Aug 7th, 2012 | Categories: Bags, Brooklyn, Made in the USA | by Michael Williams

Stanley & Sons is an easy thing to like. I’ve been a fan since my first encounter a few years back. There’s a certain aesthetic correctness to everything they do — from the art direction of the website to the physical products — that I have always appreciated. The tiny company operates out of a basement space in Williamsburg, Brooklyn that serves as showroom, factory and head office all in one. Enter through the hatch in the sidewalk and walk to the back, you can’t miss ‘em. I stopped by last Friday to see the new SS13 collection and to see what Stanley & Sons has been up lately.
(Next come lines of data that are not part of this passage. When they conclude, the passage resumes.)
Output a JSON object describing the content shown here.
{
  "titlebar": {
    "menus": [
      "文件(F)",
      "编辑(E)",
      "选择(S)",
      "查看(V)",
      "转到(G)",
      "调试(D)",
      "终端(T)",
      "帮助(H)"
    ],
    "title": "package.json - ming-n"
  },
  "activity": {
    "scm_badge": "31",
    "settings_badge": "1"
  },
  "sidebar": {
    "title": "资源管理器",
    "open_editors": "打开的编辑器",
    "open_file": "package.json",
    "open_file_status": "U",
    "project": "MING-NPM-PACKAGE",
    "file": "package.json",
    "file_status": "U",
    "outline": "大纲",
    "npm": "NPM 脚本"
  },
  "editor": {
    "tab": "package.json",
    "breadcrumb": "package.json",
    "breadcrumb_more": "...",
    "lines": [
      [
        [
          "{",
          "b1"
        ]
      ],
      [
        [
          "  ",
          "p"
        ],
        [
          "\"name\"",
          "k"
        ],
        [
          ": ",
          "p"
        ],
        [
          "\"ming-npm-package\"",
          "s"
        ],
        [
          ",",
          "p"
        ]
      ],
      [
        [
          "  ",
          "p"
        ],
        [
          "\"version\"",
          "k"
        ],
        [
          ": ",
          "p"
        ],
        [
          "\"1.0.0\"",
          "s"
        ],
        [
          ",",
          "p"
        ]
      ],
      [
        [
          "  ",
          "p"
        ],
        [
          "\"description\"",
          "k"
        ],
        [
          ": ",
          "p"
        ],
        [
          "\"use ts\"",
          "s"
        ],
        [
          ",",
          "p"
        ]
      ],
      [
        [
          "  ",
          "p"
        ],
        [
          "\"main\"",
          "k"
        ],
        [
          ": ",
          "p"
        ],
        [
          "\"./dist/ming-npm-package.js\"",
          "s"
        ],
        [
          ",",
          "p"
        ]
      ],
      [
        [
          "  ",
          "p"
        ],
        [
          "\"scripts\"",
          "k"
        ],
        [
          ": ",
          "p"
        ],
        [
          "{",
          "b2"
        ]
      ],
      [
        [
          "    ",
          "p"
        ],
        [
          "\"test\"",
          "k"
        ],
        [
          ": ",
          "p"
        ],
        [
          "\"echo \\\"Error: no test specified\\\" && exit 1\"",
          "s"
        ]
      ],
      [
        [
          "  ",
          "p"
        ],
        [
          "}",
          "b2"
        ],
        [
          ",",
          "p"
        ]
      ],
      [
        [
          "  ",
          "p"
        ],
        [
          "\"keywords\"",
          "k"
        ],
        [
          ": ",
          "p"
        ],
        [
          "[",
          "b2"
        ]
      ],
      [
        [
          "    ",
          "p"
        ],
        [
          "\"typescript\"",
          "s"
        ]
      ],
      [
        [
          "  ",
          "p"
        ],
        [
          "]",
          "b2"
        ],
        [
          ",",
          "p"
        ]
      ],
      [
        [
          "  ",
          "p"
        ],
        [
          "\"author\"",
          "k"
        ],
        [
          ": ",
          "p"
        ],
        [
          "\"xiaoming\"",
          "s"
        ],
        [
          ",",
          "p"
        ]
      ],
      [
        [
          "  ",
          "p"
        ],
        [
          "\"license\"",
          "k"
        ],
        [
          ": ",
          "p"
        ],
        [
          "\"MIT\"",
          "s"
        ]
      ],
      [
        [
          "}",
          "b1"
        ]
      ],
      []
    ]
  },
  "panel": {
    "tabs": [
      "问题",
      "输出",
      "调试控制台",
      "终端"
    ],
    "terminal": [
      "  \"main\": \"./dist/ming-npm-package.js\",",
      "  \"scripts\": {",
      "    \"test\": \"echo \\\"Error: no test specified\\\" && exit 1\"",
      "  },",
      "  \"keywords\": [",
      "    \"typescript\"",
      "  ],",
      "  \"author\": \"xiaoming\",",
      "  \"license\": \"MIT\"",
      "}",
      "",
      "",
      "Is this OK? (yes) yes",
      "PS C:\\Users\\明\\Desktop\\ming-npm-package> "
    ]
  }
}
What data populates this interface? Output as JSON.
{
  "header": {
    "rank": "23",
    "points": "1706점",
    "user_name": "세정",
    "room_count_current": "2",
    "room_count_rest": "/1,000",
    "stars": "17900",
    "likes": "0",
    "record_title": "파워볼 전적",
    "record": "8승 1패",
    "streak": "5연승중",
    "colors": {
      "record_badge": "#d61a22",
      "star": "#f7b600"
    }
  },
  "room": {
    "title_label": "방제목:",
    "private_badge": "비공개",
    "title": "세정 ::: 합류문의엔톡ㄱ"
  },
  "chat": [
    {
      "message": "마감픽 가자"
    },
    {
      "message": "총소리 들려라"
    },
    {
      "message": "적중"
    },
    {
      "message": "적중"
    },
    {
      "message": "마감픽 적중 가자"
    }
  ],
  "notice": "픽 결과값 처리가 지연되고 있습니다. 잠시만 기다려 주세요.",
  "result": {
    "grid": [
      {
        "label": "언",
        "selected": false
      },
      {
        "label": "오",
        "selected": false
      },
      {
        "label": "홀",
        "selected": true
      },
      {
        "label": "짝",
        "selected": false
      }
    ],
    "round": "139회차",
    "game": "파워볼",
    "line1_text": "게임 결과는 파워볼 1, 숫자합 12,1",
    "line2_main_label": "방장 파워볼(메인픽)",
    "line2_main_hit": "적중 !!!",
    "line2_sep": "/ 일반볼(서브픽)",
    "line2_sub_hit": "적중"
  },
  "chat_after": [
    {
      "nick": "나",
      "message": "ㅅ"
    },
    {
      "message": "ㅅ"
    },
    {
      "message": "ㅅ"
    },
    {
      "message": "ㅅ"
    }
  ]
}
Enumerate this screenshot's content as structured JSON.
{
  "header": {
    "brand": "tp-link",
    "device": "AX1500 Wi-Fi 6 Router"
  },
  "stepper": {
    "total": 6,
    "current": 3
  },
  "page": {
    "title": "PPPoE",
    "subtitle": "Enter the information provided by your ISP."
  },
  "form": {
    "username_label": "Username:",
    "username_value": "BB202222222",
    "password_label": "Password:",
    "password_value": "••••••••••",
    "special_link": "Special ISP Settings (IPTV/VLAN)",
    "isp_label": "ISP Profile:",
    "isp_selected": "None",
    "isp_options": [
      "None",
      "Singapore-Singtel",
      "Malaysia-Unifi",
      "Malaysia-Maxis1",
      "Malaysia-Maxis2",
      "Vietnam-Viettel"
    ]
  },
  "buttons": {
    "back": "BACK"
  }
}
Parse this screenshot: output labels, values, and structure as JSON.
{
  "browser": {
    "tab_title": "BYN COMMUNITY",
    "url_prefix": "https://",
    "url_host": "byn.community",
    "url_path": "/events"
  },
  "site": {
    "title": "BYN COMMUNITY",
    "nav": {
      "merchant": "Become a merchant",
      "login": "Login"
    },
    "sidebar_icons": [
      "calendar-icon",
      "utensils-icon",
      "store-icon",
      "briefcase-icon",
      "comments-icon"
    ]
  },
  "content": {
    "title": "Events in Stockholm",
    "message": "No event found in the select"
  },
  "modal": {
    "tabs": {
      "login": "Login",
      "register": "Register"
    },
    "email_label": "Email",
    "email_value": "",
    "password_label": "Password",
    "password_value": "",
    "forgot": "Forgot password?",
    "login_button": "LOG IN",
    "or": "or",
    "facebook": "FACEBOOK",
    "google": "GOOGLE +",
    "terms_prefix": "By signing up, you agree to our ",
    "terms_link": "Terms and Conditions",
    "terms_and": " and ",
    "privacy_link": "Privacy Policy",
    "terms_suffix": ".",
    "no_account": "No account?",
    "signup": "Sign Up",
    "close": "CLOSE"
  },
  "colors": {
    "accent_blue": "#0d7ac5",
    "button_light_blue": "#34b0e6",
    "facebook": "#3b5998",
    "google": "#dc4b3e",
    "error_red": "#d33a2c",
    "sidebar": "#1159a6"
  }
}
Hand Made Watches from Brooklyn

Jun 18th, 2012 | Categories: Brooklyn, Watches | by Michael Williams

David Sokosh makes watches one at a time by hand in his studio in Brooklyn, New York. The watches are all crafted from from automatic movements of 70s era Swiss pocket watches. It’s a slow process (he’s currently has a 16 week back order) that produces really cool and one of a kind timepieces.

He started Brooklyn Watches after he was forced to shutter his Dumbo-based art gallery after the recession slowed things down. As he explains in yet another intriguing and genuine video from Etsy, Sokosh started making watches to sell at the Brooklyn Flea, just to give him something to do and to make some money. Eventually though, the watches gained a following and the endeavor turned into a full fledged business. It’s a great story and one that is beautifully captured in the video above. If there there were a silver lining to the recession, David Sokosh and Brooklyn Watches are certainly part of that narrative.